* **Prompt**
Write out the records below once more, exactly and completely.

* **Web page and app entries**

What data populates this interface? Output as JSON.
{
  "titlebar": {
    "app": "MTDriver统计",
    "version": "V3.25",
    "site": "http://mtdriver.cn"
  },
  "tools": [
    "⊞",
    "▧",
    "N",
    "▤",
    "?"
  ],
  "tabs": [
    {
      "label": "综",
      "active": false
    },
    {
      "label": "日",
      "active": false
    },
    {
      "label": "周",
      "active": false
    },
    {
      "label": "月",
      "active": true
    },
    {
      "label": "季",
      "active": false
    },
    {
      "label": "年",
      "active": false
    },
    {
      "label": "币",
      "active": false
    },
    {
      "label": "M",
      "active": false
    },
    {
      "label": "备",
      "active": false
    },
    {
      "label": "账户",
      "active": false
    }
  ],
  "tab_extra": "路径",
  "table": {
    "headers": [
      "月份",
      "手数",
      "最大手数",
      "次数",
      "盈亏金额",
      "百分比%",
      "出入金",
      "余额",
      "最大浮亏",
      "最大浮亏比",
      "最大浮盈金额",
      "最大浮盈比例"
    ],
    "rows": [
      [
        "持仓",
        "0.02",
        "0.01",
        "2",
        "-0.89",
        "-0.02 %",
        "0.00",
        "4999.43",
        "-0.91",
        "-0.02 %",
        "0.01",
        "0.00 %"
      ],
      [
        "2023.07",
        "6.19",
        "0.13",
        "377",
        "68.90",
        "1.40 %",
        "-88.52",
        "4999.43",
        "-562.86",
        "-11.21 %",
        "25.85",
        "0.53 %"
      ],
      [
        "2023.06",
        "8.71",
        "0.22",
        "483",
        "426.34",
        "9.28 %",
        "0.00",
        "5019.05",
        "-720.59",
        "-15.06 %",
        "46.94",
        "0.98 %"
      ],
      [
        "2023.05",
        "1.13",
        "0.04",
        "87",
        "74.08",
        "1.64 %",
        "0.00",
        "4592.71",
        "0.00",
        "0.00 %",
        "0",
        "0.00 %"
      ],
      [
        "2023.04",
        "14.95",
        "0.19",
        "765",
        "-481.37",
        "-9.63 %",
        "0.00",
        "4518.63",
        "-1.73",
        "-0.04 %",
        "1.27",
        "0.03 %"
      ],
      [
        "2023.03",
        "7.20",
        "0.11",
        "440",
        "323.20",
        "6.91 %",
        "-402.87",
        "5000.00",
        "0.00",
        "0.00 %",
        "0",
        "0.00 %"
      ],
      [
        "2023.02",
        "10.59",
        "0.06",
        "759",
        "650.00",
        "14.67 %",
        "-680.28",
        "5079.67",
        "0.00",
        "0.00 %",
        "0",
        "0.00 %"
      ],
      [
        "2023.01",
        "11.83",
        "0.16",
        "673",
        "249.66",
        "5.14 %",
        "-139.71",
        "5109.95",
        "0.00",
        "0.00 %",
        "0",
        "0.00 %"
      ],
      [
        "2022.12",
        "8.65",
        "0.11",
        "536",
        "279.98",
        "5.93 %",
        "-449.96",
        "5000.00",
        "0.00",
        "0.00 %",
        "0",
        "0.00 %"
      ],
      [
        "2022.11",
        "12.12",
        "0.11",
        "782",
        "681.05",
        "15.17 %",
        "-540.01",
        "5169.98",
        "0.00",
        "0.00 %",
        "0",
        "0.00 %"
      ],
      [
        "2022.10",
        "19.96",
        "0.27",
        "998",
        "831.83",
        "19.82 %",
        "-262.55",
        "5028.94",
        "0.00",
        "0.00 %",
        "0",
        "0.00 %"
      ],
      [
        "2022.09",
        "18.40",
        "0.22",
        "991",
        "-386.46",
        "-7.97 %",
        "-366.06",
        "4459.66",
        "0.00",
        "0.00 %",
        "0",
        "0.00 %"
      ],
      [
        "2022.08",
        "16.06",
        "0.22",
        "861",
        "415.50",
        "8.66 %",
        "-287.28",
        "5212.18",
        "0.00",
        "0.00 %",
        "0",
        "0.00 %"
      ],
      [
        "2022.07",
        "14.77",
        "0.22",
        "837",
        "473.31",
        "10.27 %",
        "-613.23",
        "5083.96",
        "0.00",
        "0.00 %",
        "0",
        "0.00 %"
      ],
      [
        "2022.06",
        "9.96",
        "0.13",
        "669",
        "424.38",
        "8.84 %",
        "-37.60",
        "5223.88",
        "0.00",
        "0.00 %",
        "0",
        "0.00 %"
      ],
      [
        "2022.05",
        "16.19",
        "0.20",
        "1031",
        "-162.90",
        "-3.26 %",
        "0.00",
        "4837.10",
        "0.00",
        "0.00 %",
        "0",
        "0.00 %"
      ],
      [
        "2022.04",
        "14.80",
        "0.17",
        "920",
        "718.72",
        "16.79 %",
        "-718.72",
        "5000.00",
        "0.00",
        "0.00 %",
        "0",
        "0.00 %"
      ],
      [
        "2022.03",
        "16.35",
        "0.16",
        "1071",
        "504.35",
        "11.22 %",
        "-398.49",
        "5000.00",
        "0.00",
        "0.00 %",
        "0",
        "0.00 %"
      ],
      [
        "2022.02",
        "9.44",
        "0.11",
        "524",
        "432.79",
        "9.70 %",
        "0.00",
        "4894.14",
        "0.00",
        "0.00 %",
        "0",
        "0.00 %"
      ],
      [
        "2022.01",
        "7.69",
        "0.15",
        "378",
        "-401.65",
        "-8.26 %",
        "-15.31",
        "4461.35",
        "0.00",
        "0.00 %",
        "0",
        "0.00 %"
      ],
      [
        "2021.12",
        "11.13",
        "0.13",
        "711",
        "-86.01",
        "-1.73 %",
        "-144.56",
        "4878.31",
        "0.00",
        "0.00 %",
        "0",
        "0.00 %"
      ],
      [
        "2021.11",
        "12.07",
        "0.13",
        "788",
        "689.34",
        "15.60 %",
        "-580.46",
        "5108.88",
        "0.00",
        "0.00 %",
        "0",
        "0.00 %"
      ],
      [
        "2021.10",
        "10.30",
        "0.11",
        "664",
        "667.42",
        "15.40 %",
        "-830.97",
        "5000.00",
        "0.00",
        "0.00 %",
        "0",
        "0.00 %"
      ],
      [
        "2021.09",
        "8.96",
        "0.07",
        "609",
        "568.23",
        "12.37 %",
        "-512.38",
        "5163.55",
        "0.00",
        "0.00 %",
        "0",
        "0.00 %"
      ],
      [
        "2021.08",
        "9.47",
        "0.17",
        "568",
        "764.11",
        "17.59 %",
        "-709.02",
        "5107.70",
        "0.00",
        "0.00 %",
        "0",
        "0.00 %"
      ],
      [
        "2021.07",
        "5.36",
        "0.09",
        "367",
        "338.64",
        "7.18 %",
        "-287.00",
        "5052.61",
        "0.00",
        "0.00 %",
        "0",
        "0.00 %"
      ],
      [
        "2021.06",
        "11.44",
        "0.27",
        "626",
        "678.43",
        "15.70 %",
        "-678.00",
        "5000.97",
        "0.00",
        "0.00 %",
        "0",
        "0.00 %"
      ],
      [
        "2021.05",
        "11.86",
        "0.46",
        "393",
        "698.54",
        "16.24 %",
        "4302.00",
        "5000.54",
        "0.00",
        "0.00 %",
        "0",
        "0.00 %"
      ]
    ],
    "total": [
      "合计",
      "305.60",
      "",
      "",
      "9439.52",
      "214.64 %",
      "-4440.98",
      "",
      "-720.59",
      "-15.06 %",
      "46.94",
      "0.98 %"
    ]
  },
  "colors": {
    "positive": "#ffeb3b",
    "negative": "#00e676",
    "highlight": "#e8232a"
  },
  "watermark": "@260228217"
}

* **Answer section**
What data populates this interface? Output as JSON.
{
  "titlebar": {
    "app": "MTDriver统计",
    "version": "V3.25",
    "site": "http://mtdriver.cn"
  },
  "tools": [
    "⊞",
    "▧",
    "N",
    "▤",
    "?"
  ],
  "tabs": [
    {
      "label": "综",
      "active": false
    },
    {
      "label": "日",
      "active": false
    },
    {
      "label": "周",
      "active": false
    },
    {
      "label": "月",
      "active": true
    },
    {
      "label": "季",
      "active": false
    },
    {
      "label": "年",
      "active": false
    },
    {
      "label": "币",
      "active": false
    },
    {
      "label": "M",
      "active": false
    },
    {
      "label": "备",
      "active": false
    },
    {
      "label": "账户",
      "active": false
    }
  ],
  "tab_extra": "路径",
  "table": {
    "headers": [
      "月份",
      "手数",
      "最大手数",
      "次数",
      "盈亏金额",
      "百分比%",
      "出入金",
      "余额",
      "最大浮亏",
      "最大浮亏比",
      "最大浮盈金额",
      "最大浮盈比例"
    ],
    "rows": [
      [
        "持仓",
        "0.02",
        "0.01",
        "2",
        "-0.89",
        "-0.02 %",
        "0.00",
        "4999.43",
        "-0.91",
        "-0.02 %",
        "0.01",
        "0.00 %"
      ],
      [
        "2023.07",
        "6.19",
        "0.13",
        "377",
        "68.90",
        "1.40 %",
        "-88.52",
        "4999.43",
        "-562.86",
        "-11.21 %",
        "25.85",
        "0.53 %"
      ],
      [
        "2023.06",
        "8.71",
        "0.22",
        "483",
        "426.34",
        "9.28 %",
        "0.00",
        "5019.05",
        "-720.59",
        "-15.06 %",
        "46.94",
        "0.98 %"
      ],
      [
        "2023.05",
        "1.13",
        "0.04",
        "87",
        "74.08",
        "1.64 %",
        "0.00",
        "4592.71",
        "0.00",
        "0.00 %",
        "0",
        "0.00 %"
      ],
      [
        "2023.04",
        "14.95",
        "0.19",
        "765",
        "-481.37",
        "-9.63 %",
        "0.00",
        "4518.63",
        "-1.73",
        "-0.04 %",
        "1.27",
        "0.03 %"
      ],
      [
        "2023.03",
        "7.20",
        "0.11",
        "440",
        "323.20",
        "6.91 %",
        "-402.87",
        "5000.00",
        "0.00",
        "0.00 %",
        "0",
        "0.00 %"
      ],
      [
        "2023.02",
        "10.59",
        "0.06",
        "759",
        "650.00",
        "14.67 %",
        "-680.28",
        "5079.67",
        "0.00",
        "0.00 %",
        "0",
        "0.00 %"
      ],
      [
        "2023.01",
        "11.83",
        "0.16",
        "673",
        "249.66",
        "5.14 %",
        "-139.71",
        "5109.95",
        "0.00",
        "0.00 %",
        "0",
        "0.00 %"
      ],
      [
        "2022.12",
        "8.65",
        "0.11",
        "536",
        "279.98",
        "5.93 %",
        "-449.96",
        "5000.00",
        "0.00",
        "0.00 %",
        "0",
        "0.00 %"
      ],
      [
        "2022.11",
        "12.12",
        "0.11",
        "782",
        "681.05",
        "15.17 %",
        "-540.01",
        "5169.98",
        "0.00",
        "0.00 %",
        "0",
        "0.00 %"
      ],
      [
        "2022.10",
        "19.96",
        "0.27",
        "998",
        "831.83",
        "19.82 %",
        "-262.55",
        "5028.94",
        "0.00",
        "0.00 %",
        "0",
        "0.00 %"
      ],
      [
        "2022.09",
        "18.40",
        "0.22",
        "991",
        "-386.46",
        "-7.97 %",
        "-366.06",
        "4459.66",
        "0.00",
        "0.00 %",
        "0",
        "0.00 %"
      ],
      [
        "2022.08",
        "16.06",
        "0.22",
        "861",
        "415.50",
        "8.66 %",
        "-287.28",
        "5212.18",
        "0.00",
        "0.00 %",
        "0",
        "0.00 %"
      ],
      [
        "2022.07",
        "14.77",
        "0.22",
        "837",
        "473.31",
        "10.27 %",
        "-613.23",
        "5083.96",
        "0.00",
        "0.00 %",
        "0",
        "0.00 %"
      ],
      [
        "2022.06",
        "9.96",
        "0.13",
        "669",
        "424.38",
        "8.84 %",
        "-37.60",
        "5223.88",
        "0.00",
        "0.00 %",
        "0",
        "0.00 %"
      ],
      [
        "2022.05",
        "16.19",
        "0.20",
        "1031",
        "-162.90",
        "-3.26 %",
        "0.00",
        "4837.10",
        "0.00",
        "0.00 %",
        "0",
        "0.00 %"
      ],
      [
        "2022.04",
        "14.80",
        "0.17",
        "920",
        "718.72",
        "16.79 %",
        "-718.72",
        "5000.00",
        "0.00",
        "0.00 %",
        "0",
        "0.00 %"
      ],
      [
        "2022.03",
        "16.35",
        "0.16",
        "1071",
        "504.35",
        "11.22 %",
        "-398.49",
        "5000.00",
        "0.00",
        "0.00 %",
        "0",
        "0.00 %"
      ],
      [
        "2022.02",
        "9.44",
        "0.11",
        "524",
        "432.79",
        "9.70 %",
        "0.00",
        "4894.14",
        "0.00",
        "0.00 %",
        "0",
        "0.00 %"
      ],
      [
        "2022.01",
        "7.69",
        "0.15",
        "378",
        "-401.65",
        "-8.26 %",
        "-15.31",
        "4461.35",
        "0.00",
        "0.00 %",
        "0",
        "0.00 %"
      ],
      [
        "2021.12",
        "11.13",
        "0.13",
        "711",
        "-86.01",
        "-1.73 %",
        "-144.56",
        "4878.31",
        "0.00",
        "0.00 %",
        "0",
        "0.00 %"
      ],
      [
        "2021.11",
        "12.07",
        "0.13",
        "788",
        "689.34",
        "15.60 %",
        "-580.46",
        "5108.88",
        "0.00",
        "0.00 %",
        "0",
        "0.00 %"
      ],
      [
        "2021.10",
        "10.30",
        "0.11",
        "664",
        "667.42",
        "15.40 %",
        "-830.97",
        "5000.00",
        "0.00",
        "0.00 %",
        "0",
        "0.00 %"
      ],
      [
        "2021.09",
        "8.96",
        "0.07",
        "609",
        "568.23",
        "12.37 %",
        "-512.38",
        "5163.55",
        "0.00",
        "0.00 %",
        "0",
        "0.00 %"
      ],
      [
        "2021.08",
        "9.47",
        "0.17",
        "568",
        "764.11",
        "17.59 %",
        "-709.02",
        "5107.70",
        "0.00",
        "0.00 %",
        "0",
        "0.00 %"
      ],
      [
        "2021.07",
        "5.36",
        "0.09",
        "367",
        "338.64",
        "7.18 %",
        "-287.00",
        "5052.61",
        "0.00",
        "0.00 %",
        "0",
        "0.00 %"
      ],
      [
        "2021.06",
        "11.44",
        "0.27",
        "626",
        "678.43",
        "15.70 %",
        "-678.00",
        "5000.97",
        "0.00",
        "0.00 %",
        "0",
        "0.00 %"
      ],
      [
        "2021.05",
        "11.86",
        "0.46",
        "393",
        "698.54",
        "16.24 %",
        "4302.00",
        "5000.54",
        "0.00",
        "0.00 %",
        "0",
        "0.00 %"
      ]
    ],
    "total": [
      "合计",
      "305.60",
      "",
      "",
      "9439.52",
      "214.64 %",
      "-4440.98",
      "",
      "-720.59",
      "-15.06 %",
      "46.94",
      "0.98 %"
    ]
  },
  "colors": {
    "positive": "#ffeb3b",
    "negative": "#00e676",
    "highlight": "#e8232a"
  },
  "watermark": "@260228217"
}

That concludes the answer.